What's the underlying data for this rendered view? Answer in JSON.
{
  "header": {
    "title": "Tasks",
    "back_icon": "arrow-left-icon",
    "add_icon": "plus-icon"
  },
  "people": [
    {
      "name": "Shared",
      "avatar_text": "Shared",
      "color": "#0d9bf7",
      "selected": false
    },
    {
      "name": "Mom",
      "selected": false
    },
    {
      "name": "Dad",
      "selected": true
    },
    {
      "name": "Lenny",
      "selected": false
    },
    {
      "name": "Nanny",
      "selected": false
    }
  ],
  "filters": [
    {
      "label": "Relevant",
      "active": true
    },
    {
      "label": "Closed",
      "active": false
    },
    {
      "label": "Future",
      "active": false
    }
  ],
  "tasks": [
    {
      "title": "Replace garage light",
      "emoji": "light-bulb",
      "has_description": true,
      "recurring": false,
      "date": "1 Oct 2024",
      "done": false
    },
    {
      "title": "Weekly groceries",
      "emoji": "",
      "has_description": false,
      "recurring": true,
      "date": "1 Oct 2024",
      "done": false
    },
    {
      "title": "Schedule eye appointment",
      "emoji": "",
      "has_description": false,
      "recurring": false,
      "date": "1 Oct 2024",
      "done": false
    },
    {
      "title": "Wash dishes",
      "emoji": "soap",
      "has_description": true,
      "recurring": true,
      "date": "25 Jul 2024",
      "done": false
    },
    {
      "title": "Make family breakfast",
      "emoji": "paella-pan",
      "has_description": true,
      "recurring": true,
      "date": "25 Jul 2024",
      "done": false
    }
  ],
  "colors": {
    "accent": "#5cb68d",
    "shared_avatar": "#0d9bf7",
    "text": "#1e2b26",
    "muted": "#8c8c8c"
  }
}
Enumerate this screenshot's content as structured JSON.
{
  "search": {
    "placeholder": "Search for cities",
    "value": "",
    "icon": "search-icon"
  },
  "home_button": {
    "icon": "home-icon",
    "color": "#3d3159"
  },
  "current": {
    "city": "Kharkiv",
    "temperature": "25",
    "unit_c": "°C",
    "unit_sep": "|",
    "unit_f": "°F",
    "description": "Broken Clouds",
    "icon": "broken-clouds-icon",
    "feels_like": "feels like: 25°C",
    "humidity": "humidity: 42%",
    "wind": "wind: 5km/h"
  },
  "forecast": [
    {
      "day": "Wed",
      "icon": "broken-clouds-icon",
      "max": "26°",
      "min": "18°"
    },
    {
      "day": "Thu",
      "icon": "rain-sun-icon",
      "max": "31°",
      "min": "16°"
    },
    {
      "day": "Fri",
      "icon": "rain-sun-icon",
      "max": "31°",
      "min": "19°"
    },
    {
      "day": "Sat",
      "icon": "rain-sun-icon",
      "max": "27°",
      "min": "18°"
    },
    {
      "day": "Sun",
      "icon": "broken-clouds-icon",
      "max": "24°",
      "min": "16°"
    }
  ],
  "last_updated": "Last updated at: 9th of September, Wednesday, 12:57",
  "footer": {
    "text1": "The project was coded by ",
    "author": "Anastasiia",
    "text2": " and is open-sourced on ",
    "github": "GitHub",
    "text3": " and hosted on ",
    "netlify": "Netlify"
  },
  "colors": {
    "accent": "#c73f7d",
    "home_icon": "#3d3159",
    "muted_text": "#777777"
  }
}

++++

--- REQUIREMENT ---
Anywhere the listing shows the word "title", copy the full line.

--- ANSWER TO THE EXERCISE ---
    "title": "Tasks",
      "title": "Replace garage light",
      "title": "Weekly groceries",
      "title": "Schedule eye appointment",
      "title": "Wash dishes",
      "title": "Make family breakfast",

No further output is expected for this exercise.